Feeds:
Posts
Comments

Posts Tagged ‘Resources for Early Church Women’

Christian Women in the Early Church

For the last few months I have posted stories on significant women from the Patristic age. The lives of many thousands of people were touched as these women followed their call from God to a life of service in His Kingdom.

Due to space, the blog posts barely cover short stories of their lives. I tried to include some background in the posts, but much more has been written about life for women during the first 5 centuries after Christ. Here are 4 of the books that I relied heavily on. They do a very thorough job of recounting the stories of early Church women, their culture, and their legacies. They are both informative and exciting to read and I highly recommend them as a truly enjoyable way to learn history!

 

— Cohick, Lynn H. and Hughes, Amy Brown.  Christian Women in the Patristic World: Their Influence, Authority, and Legacy in the Second through Fifth Centuries(Grand Rapids, MI: Baker Academic, 2017).

 

This scholarly work contains the stories of women in the early Church. The book also demonstrates how the Church was helped in its formation by women. Women did more than share the good news of salvation in Christ. They helped shape theology and culture.

The authors, Lynn H. Cohick and Amy Brown Hughes bring the far distant past to life for us with their extremely engaging writing. I can’t put it any better than Scot McKnight in his credit for the book, “I constantly encourage students and pastors to tell more stories about women in the early church from the pulpit, in classes, and in casual conversations. … Christian Women in the Patristic World… is a book for every pastor’s and teachers’ bookshelf because it not only tells stories about women but also shows how the early church, which has often been maligned for its reputation when it comes to women, was more formed by women than many know.”

 

 

Cooper, Kate. Band of Angels: The Forgotten World of Early Christian Women(New York, NY: The Overlook Press, 2013).

 

Kate Cooper’s book gives us a picture of women in the early Church. She focuses on the stories of the individual women by putting them in their cultural context. Her chapters are somewhat divided according to the purpose and path of each woman’s life rather than a chronological order. She begins with women named in the Bible in the first century. A pivotal character is Thecla who was a disciple of the apostle Paul. Though not named in the Bible, Thecla’s story is widely known and she became an example of the early Christian life of ascetism, piety, evangelism, and pilgrimage.

Other topics include martyrs, mothers, pilgrims, desert mothers, scholars, and empresses. If you followed my series on women in the Patristic era (Posts February through May, 2019) these categories will look familiar. Kate Cooper’s book is a joy to read. She connects all of these women to the overall culture and to each other. If you want to know more about history this is a really enjoyable way to learn it.

 

 

Deen, EdithGreat Women of the Christian Faith, (Uhrichsville, OH: Barbour and Company, Inc., 1959).

 

In this book on great Christian women in history, you will encounter the stories of 45 spiritual leaders and 76 other women from around the world. The stories include women from many denominations. Theological controversies are put aside. The important thing about each woman is that she loves Jesus and that her life shows how she served God faithfully.

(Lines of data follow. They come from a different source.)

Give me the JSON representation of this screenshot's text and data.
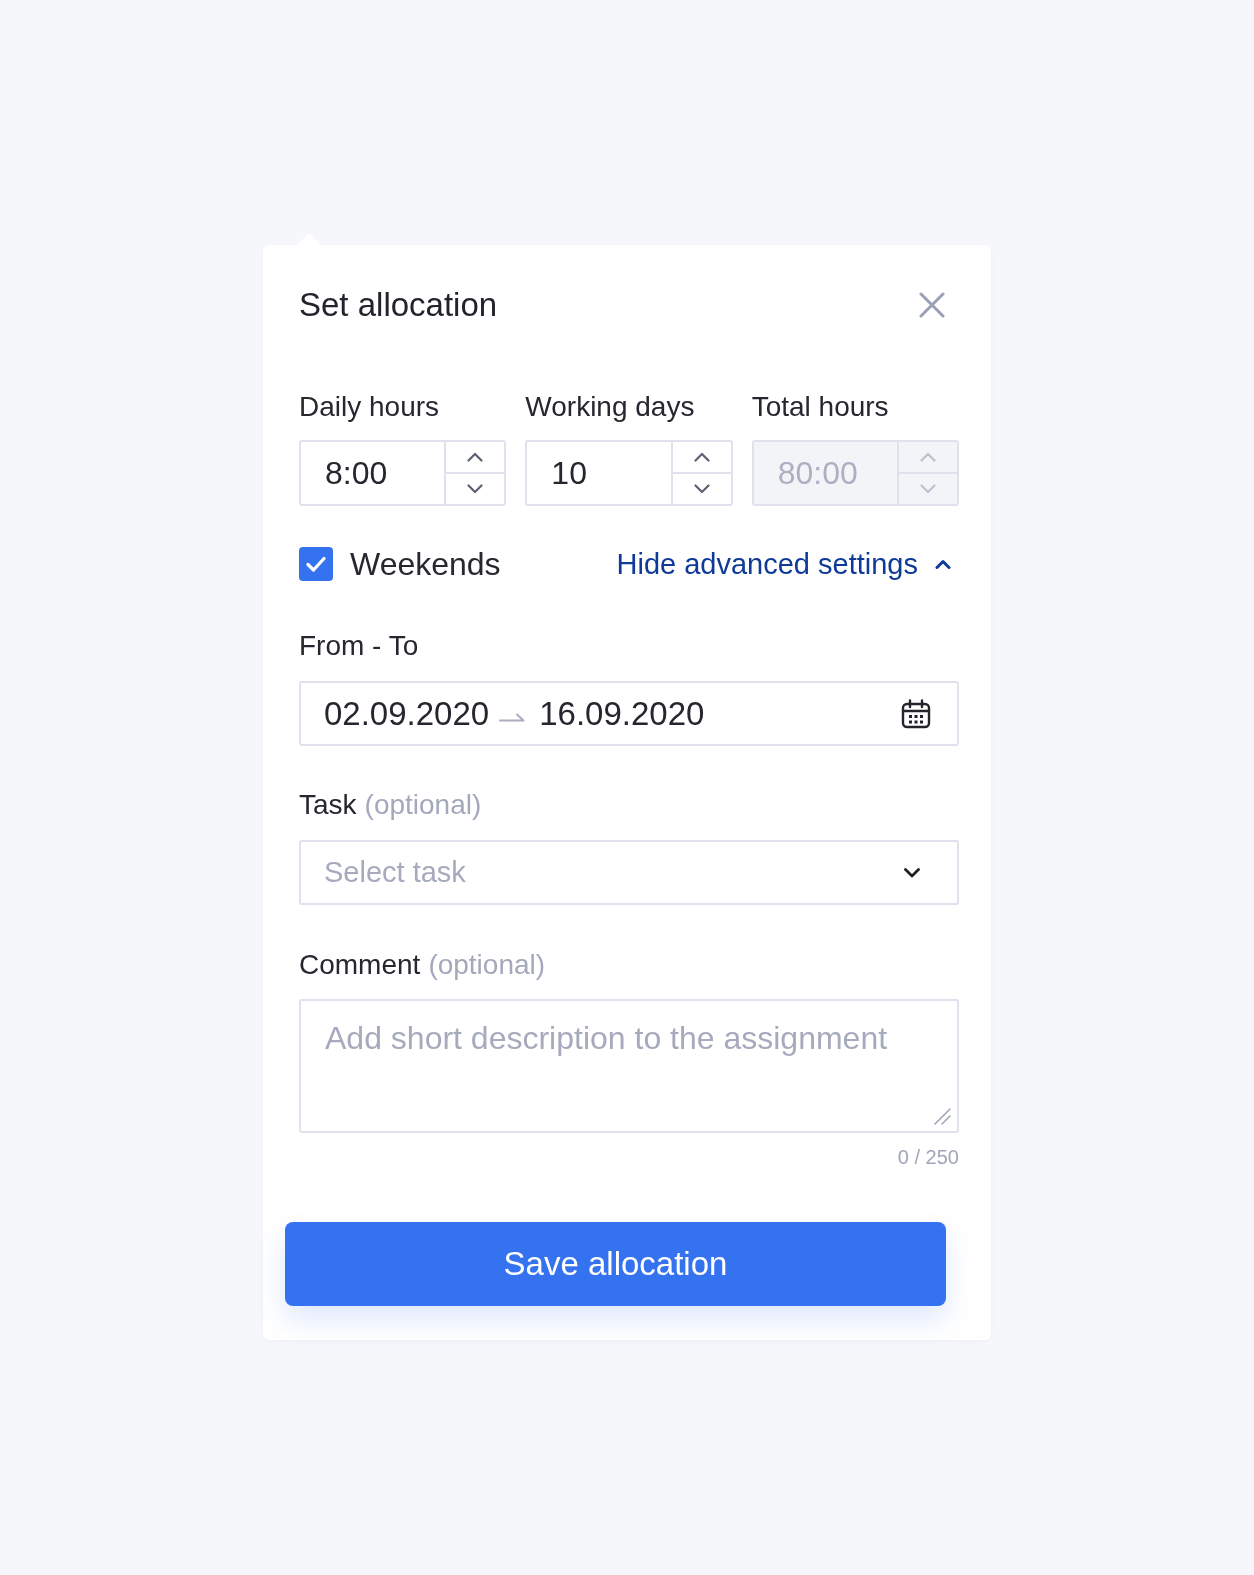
{
  "dialog": {
    "title": "Set allocation"
  },
  "number_fields": [
    {
      "label": "Daily hours",
      "value": "8:00",
      "disabled": false
    },
    {
      "label": "Working days",
      "value": "10",
      "disabled": false
    },
    {
      "label": "Total hours",
      "value": "80:00",
      "disabled": true
    }
  ],
  "weekends": {
    "label": "Weekends",
    "checked": true
  },
  "advanced_toggle": {
    "label": "Hide advanced settings",
    "expanded": true
  },
  "date_range": {
    "label": "From - To",
    "from": "02.09.2020",
    "to": "16.09.2020"
  },
  "task": {
    "label": "Task",
    "hint": "(optional)",
    "placeholder": "Select task"
  },
  "comment": {
    "label": "Comment",
    "hint": "(optional)",
    "placeholder": "Add short description to the assignment",
    "counter": "0 / 250"
  },
  "save_button": {
    "label": "Save allocation"
  }
}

You will be inspired as you read the stories of martyrs, mothers, wives, and even political leaders. The stories span the last twenty centuries (at least up until the writing of the book in 1959).

Of special interest for this review is the fact that Edith Deen relates the stories many women from the Patristic Era (2nd through 5th centuries) including some who were not covered in the blog posts. Edith Deen had a great gift as a storyteller and I think you will find it to be a great book to share with your daughters and other Christian women who are interested in stories of past female saints.

 

 – Kavanagh, JuliaWomen of Christianity, Exemplary for Acts of Piety and Charity, (My copy is a public domain reprint. Originally published by D. Appleton and Company, New York, 1869).

 

Don’t let the nineteenth century English deter you. The book is so full of stories of women that you have never heard of and is so fascinating that you will be delighted to wade through it.

The author explains that it would have taken her many years to cover all of the great and pious women in history; the present book is only the beginning. (There are hundreds of women included.) Of course, it only goes through 1869, but we have many modern good books to fill in since then. (Such as the other 3 books reviewed above.)

Obviously Julia Kavanagh had to condense a lot of stories, but I hope that it will encourage the reader to get larger biographies of these women; many are easy to find on Amazon.com or at other booksellers.

Her criteria for the women she chose from history included those women who, “inherited this spirit (the spirit of Christ), who have filled their lives with acts of self-denial, who like their great Master, have gone about doing good.” All of the women in the “Women of the Patristic Era” blog series fit this description.

 

 

Read Full Post »